Task> Extract the whole listing as it stands. Do not include the pictures.

Information given>
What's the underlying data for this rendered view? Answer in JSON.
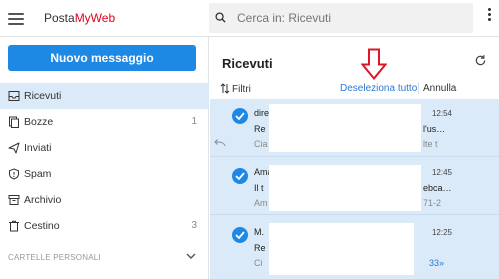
{
  "app": {
    "logo_part1": "Posta",
    "logo_part2": "MyWeb",
    "brand_red": "#e2001a",
    "accent_blue": "#1e88e5"
  },
  "search": {
    "placeholder": "Cerca in: Ricevuti"
  },
  "sidebar": {
    "new_message_label": "Nuovo messaggio",
    "folders": [
      {
        "label": "Ricevuti",
        "count": "",
        "icon": "inbox-icon",
        "active": true
      },
      {
        "label": "Bozze",
        "count": "1",
        "icon": "drafts-icon",
        "active": false
      },
      {
        "label": "Inviati",
        "count": "",
        "icon": "sent-icon",
        "active": false
      },
      {
        "label": "Spam",
        "count": "",
        "icon": "spam-icon",
        "active": false
      },
      {
        "label": "Archivio",
        "count": "",
        "icon": "archive-icon",
        "active": false
      },
      {
        "label": "Cestino",
        "count": "3",
        "icon": "trash-icon",
        "active": false
      }
    ],
    "personal_folders_title": "CARTELLE PERSONALI"
  },
  "main": {
    "title": "Ricevuti",
    "filters_label": "Filtri",
    "deselect_all_label": "Deseleziona tutto",
    "cancel_label": "Annulla",
    "messages": [
      {
        "sender": "dire",
        "subject": "Re",
        "preview": "Cia",
        "time": "12:54",
        "subject_tail": "l'us…",
        "preview_tail": "lte t",
        "more": "",
        "selected": true,
        "replied": true
      },
      {
        "sender": "Ama",
        "subject": "Il t",
        "preview": "Am",
        "time": "12:45",
        "subject_tail": "ebca…",
        "preview_tail": "71-2",
        "more": "",
        "selected": true,
        "replied": false
      },
      {
        "sender": "M.",
        "subject": "Re",
        "preview": "Ci",
        "time": "12:25",
        "subject_tail": "",
        "preview_tail": "",
        "more": "33»",
        "selected": true,
        "replied": false
      }
    ]
  }
}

Solution below>
What's the underlying data for this rendered view? Answer in JSON.
{
  "app": {
    "logo_part1": "Posta",
    "logo_part2": "MyWeb",
    "brand_red": "#e2001a",
    "accent_blue": "#1e88e5"
  },
  "search": {
    "placeholder": "Cerca in: Ricevuti"
  },
  "sidebar": {
    "new_message_label": "Nuovo messaggio",
    "folders": [
      {
        "label": "Ricevuti",
        "count": "",
        "icon": "inbox-icon",
        "active": true
      },
      {
        "label": "Bozze",
        "count": "1",
        "icon": "drafts-icon",
        "active": false
      },
      {
        "label": "Inviati",
        "count": "",
        "icon": "sent-icon",
        "active": false
      },
      {
        "label": "Spam",
        "count": "",
        "icon": "spam-icon",
        "active": false
      },
      {
        "label": "Archivio",
        "count": "",
        "icon": "archive-icon",
        "active": false
      },
      {
        "label": "Cestino",
        "count": "3",
        "icon": "trash-icon",
        "active": false
      }
    ],
    "personal_folders_title": "CARTELLE PERSONALI"
  },
  "main": {
    "title": "Ricevuti",
    "filters_label": "Filtri",
    "deselect_all_label": "Deseleziona tutto",
    "cancel_label": "Annulla",
    "messages": [
      {
        "sender": "dire",
        "subject": "Re",
        "preview": "Cia",
        "time": "12:54",
        "subject_tail": "l'us…",
        "preview_tail": "lte t",
        "more": "",
        "selected": true,
        "replied": true
      },
      {
        "sender": "Ama",
        "subject": "Il t",
        "preview": "Am",
        "time": "12:45",
        "subject_tail": "ebca…",
        "preview_tail": "71-2",
        "more": "",
        "selected": true,
        "replied": false
      },
      {
        "sender": "M.",
        "subject": "Re",
        "preview": "Ci",
        "time": "12:25",
        "subject_tail": "",
        "preview_tail": "",
        "more": "33»",
        "selected": true,
        "replied": false
      }
    ]
  }
}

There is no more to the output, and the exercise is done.